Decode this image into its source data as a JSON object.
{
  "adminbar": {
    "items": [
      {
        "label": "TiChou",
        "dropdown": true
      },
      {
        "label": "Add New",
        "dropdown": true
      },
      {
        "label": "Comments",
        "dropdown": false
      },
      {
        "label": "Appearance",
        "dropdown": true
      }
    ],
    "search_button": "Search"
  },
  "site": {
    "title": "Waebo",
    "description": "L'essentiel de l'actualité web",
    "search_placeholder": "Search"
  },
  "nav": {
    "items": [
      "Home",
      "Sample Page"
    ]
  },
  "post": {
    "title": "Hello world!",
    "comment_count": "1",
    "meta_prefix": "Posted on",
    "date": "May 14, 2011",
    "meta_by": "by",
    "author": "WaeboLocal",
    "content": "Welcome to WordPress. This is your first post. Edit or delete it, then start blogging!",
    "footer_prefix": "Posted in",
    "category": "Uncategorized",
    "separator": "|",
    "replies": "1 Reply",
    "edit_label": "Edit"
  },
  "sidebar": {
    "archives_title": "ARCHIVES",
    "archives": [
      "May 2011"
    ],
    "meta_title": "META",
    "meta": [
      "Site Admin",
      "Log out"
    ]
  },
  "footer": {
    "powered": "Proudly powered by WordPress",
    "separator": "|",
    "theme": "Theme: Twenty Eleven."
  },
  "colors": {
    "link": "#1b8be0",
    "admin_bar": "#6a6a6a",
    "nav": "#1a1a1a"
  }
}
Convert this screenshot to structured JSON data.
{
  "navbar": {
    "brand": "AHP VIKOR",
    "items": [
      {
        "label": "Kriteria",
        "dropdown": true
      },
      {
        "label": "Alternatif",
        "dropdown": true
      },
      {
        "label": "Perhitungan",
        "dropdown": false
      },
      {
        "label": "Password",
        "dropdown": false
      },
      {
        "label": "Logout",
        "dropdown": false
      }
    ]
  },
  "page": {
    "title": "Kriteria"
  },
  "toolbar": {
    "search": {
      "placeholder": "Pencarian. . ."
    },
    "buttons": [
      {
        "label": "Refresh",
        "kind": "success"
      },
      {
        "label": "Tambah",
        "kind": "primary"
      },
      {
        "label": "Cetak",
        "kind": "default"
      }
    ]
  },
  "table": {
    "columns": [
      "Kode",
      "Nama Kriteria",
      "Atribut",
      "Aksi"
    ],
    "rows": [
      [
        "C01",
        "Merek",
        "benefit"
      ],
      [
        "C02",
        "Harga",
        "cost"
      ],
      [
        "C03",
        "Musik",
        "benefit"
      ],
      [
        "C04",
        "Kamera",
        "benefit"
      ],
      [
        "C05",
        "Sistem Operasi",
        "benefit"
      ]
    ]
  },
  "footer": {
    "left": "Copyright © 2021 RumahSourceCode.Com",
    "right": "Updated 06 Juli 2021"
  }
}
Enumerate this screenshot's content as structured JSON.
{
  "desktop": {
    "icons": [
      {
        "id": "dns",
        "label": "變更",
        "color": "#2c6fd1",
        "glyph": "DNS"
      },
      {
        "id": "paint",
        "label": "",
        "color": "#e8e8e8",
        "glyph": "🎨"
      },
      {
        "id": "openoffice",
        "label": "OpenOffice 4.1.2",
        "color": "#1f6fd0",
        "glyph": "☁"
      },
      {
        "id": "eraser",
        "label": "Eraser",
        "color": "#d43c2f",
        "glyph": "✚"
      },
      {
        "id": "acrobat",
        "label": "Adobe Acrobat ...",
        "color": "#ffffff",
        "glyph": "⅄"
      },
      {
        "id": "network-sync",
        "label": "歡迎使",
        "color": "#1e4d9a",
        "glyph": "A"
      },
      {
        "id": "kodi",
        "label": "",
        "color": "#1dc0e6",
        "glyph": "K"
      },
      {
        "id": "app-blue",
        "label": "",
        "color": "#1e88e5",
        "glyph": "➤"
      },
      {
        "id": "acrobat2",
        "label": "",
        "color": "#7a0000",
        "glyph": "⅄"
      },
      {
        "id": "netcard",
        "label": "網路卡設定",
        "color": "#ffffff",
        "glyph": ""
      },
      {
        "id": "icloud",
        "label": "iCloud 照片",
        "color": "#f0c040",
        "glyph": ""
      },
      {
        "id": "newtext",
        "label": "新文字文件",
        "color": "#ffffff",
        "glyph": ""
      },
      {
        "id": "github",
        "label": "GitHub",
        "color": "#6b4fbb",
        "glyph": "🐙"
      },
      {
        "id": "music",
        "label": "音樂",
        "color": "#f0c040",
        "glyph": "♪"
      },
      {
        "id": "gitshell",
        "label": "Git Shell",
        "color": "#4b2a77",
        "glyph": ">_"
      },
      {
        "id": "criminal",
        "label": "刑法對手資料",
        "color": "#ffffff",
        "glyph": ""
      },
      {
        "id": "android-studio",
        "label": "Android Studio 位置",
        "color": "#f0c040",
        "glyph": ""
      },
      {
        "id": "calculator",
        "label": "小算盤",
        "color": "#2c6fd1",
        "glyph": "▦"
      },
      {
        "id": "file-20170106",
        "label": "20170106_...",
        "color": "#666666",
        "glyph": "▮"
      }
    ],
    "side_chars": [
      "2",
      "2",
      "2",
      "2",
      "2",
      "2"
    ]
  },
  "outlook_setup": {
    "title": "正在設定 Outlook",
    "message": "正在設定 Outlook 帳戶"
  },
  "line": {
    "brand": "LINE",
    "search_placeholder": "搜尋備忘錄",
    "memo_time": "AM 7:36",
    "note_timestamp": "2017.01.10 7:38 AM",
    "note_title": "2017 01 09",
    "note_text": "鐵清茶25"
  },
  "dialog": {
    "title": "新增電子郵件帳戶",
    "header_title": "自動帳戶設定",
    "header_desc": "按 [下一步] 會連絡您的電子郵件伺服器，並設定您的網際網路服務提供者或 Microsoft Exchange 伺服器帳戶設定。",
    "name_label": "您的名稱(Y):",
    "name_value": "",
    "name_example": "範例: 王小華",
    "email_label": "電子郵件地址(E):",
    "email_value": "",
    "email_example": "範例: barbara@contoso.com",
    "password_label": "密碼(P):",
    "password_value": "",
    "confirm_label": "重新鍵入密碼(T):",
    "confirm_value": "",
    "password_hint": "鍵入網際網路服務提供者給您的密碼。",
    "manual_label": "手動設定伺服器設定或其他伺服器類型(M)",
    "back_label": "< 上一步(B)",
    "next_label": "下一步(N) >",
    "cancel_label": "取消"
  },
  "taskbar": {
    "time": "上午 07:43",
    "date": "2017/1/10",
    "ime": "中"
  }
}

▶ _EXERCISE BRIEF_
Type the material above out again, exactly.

▶ _ANSWER_
Decode this image into its source data as a JSON object.
{
  "adminbar": {
    "items": [
      {
        "label": "TiChou",
        "dropdown": true
      },
      {
        "label": "Add New",
        "dropdown": true
      },
      {
        "label": "Comments",
        "dropdown": false
      },
      {
        "label": "Appearance",
        "dropdown": true
      }
    ],
    "search_button": "Search"
  },
  "site": {
    "title": "Waebo",
    "description": "L'essentiel de l'actualité web",
    "search_placeholder": "Search"
  },
  "nav": {
    "items": [
      "Home",
      "Sample Page"
    ]
  },
  "post": {
    "title": "Hello world!",
    "comment_count": "1",
    "meta_prefix": "Posted on",
    "date": "May 14, 2011",
    "meta_by": "by",
    "author": "WaeboLocal",
    "content": "Welcome to WordPress. This is your first post. Edit or delete it, then start blogging!",
    "footer_prefix": "Posted in",
    "category": "Uncategorized",
    "separator": "|",
    "replies": "1 Reply",
    "edit_label": "Edit"
  },
  "sidebar": {
    "archives_title": "ARCHIVES",
    "archives": [
      "May 2011"
    ],
    "meta_title": "META",
    "meta": [
      "Site Admin",
      "Log out"
    ]
  },
  "footer": {
    "powered": "Proudly powered by WordPress",
    "separator": "|",
    "theme": "Theme: Twenty Eleven."
  },
  "colors": {
    "link": "#1b8be0",
    "admin_bar": "#6a6a6a",
    "nav": "#1a1a1a"
  }
}
Convert this screenshot to structured JSON data.
{
  "navbar": {
    "brand": "AHP VIKOR",
    "items": [
      {
        "label": "Kriteria",
        "dropdown": true
      },
      {
        "label": "Alternatif",
        "dropdown": true
      },
      {
        "label": "Perhitungan",
        "dropdown": false
      },
      {
        "label": "Password",
        "dropdown": false
      },
      {
        "label": "Logout",
        "dropdown": false
      }
    ]
  },
  "page": {
    "title": "Kriteria"
  },
  "toolbar": {
    "search": {
      "placeholder": "Pencarian. . ."
    },
    "buttons": [
      {
        "label": "Refresh",
        "kind": "success"
      },
      {
        "label": "Tambah",
        "kind": "primary"
      },
      {
        "label": "Cetak",
        "kind": "default"
      }
    ]
  },
  "table": {
    "columns": [
      "Kode",
      "Nama Kriteria",
      "Atribut",
      "Aksi"
    ],
    "rows": [
      [
        "C01",
        "Merek",
        "benefit"
      ],
      [
        "C02",
        "Harga",
        "cost"
      ],
      [
        "C03",
        "Musik",
        "benefit"
      ],
      [
        "C04",
        "Kamera",
        "benefit"
      ],
      [
        "C05",
        "Sistem Operasi",
        "benefit"
      ]
    ]
  },
  "footer": {
    "left": "Copyright © 2021 RumahSourceCode.Com",
    "right": "Updated 06 Juli 2021"
  }
}
Enumerate this screenshot's content as structured JSON.
{
  "desktop": {
    "icons": [
      {
        "id": "dns",
        "label": "變更",
        "color": "#2c6fd1",
        "glyph": "DNS"
      },
      {
        "id": "paint",
        "label": "",
        "color": "#e8e8e8",
        "glyph": "🎨"
      },
      {
        "id": "openoffice",
        "label": "OpenOffice 4.1.2",
        "color": "#1f6fd0",
        "glyph": "☁"
      },
      {
        "id": "eraser",
        "label": "Eraser",
        "color": "#d43c2f",
        "glyph": "✚"
      },
      {
        "id": "acrobat",
        "label": "Adobe Acrobat ...",
        "color": "#ffffff",
        "glyph": "⅄"
      },
      {
        "id": "network-sync",
        "label": "歡迎使",
        "color": "#1e4d9a",
        "glyph": "A"
      },
      {
        "id": "kodi",
        "label": "",
        "color": "#1dc0e6",
        "glyph": "K"
      },
      {
        "id": "app-blue",
        "label": "",
        "color": "#1e88e5",
        "glyph": "➤"
      },
      {
        "id": "acrobat2",
        "label": "",
        "color": "#7a0000",
        "glyph": "⅄"
      },
      {
        "id": "netcard",
        "label": "網路卡設定",
        "color": "#ffffff",
        "glyph": ""
      },
      {
        "id": "icloud",
        "label": "iCloud 照片",
        "color": "#f0c040",
        "glyph": ""
      },
      {
        "id": "newtext",
        "label": "新文字文件",
        "color": "#ffffff",
        "glyph": ""
      },
      {
        "id": "github",
        "label": "GitHub",
        "color": "#6b4fbb",
        "glyph": "🐙"
      },
      {
        "id": "music",
        "label": "音樂",
        "color": "#f0c040",
        "glyph": "♪"
      },
      {
        "id": "gitshell",
        "label": "Git Shell",
        "color": "#4b2a77",
        "glyph": ">_"
      },
      {
        "id": "criminal",
        "label": "刑法對手資料",
        "color": "#ffffff",
        "glyph": ""
      },
      {
        "id": "android-studio",
        "label": "Android Studio 位置",
        "color": "#f0c040",
        "glyph": ""
      },
      {
        "id": "calculator",
        "label": "小算盤",
        "color": "#2c6fd1",
        "glyph": "▦"
      },
      {
        "id": "file-20170106",
        "label": "20170106_...",
        "color": "#666666",
        "glyph": "▮"
      }
    ],
    "side_chars": [
      "2",
      "2",
      "2",
      "2",
      "2",
      "2"
    ]
  },
  "outlook_setup": {
    "title": "正在設定 Outlook",
    "message": "正在設定 Outlook 帳戶"
  },
  "line": {
    "brand": "LINE",
    "search_placeholder": "搜尋備忘錄",
    "memo_time": "AM 7:36",
    "note_timestamp": "2017.01.10 7:38 AM",
    "note_title": "2017 01 09",
    "note_text": "鐵清茶25"
  },
  "dialog": {
    "title": "新增電子郵件帳戶",
    "header_title": "自動帳戶設定",
    "header_desc": "按 [下一步] 會連絡您的電子郵件伺服器，並設定您的網際網路服務提供者或 Microsoft Exchange 伺服器帳戶設定。",
    "name_label": "您的名稱(Y):",
    "name_value": "",
    "name_example": "範例: 王小華",
    "email_label": "電子郵件地址(E):",
    "email_value": "",
    "email_example": "範例: barbara@contoso.com",
    "password_label": "密碼(P):",
    "password_value": "",
    "confirm_label": "重新鍵入密碼(T):",
    "confirm_value": "",
    "password_hint": "鍵入網際網路服務提供者給您的密碼。",
    "manual_label": "手動設定伺服器設定或其他伺服器類型(M)",
    "back_label": "< 上一步(B)",
    "next_label": "下一步(N) >",
    "cancel_label": "取消"
  },
  "taskbar": {
    "time": "上午 07:43",
    "date": "2017/1/10",
    "ime": "中"
  }
}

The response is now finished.